*Work instructions:*
Going line by line through the entries below, tally those that hold the string "Disk". Give only the total.

*Element data from apps and pages:*
━━━━━━━━━━━━━━━━

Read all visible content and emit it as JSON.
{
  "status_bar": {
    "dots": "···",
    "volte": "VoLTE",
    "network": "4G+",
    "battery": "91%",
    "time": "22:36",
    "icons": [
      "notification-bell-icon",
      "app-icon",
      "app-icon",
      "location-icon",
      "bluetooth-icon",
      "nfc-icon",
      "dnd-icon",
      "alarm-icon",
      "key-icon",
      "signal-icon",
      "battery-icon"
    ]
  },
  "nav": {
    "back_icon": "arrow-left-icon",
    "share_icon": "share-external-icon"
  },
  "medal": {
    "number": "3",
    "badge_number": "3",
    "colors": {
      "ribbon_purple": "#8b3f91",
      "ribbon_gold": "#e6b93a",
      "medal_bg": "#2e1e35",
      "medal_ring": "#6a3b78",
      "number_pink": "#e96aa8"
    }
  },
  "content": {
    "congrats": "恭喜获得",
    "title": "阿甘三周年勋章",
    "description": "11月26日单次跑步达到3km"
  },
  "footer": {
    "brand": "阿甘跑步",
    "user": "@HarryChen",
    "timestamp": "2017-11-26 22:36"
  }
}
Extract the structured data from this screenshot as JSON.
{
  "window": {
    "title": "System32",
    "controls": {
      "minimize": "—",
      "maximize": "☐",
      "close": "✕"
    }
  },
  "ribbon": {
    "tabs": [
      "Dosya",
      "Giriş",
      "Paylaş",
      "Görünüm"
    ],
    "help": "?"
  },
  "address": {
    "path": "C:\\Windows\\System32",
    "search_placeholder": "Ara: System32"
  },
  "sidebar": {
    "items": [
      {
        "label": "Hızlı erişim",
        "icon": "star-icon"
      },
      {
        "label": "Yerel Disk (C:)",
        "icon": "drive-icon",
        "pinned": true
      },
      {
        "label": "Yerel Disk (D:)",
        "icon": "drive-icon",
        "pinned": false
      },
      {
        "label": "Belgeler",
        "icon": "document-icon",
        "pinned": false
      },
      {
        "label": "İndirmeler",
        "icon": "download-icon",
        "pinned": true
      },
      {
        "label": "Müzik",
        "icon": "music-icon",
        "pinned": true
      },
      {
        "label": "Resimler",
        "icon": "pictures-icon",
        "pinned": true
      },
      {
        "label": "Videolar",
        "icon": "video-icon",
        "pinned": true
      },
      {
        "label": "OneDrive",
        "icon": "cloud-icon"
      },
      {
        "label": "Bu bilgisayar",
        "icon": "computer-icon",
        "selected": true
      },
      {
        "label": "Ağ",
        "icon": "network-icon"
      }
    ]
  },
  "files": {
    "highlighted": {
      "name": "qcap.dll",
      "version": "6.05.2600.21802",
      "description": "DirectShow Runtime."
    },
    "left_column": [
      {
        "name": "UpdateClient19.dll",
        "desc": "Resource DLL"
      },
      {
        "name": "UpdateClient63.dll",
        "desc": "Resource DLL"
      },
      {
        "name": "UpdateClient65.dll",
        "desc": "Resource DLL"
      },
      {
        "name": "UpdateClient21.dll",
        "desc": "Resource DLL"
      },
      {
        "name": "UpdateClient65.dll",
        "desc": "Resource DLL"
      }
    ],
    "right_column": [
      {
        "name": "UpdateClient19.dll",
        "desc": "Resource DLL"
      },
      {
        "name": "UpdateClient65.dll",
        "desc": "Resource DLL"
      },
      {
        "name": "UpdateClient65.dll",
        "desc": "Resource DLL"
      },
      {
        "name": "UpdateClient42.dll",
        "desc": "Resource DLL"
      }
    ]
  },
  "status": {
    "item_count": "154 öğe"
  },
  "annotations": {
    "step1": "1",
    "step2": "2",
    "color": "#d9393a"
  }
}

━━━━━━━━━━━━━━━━

*Answer to the problem:*
2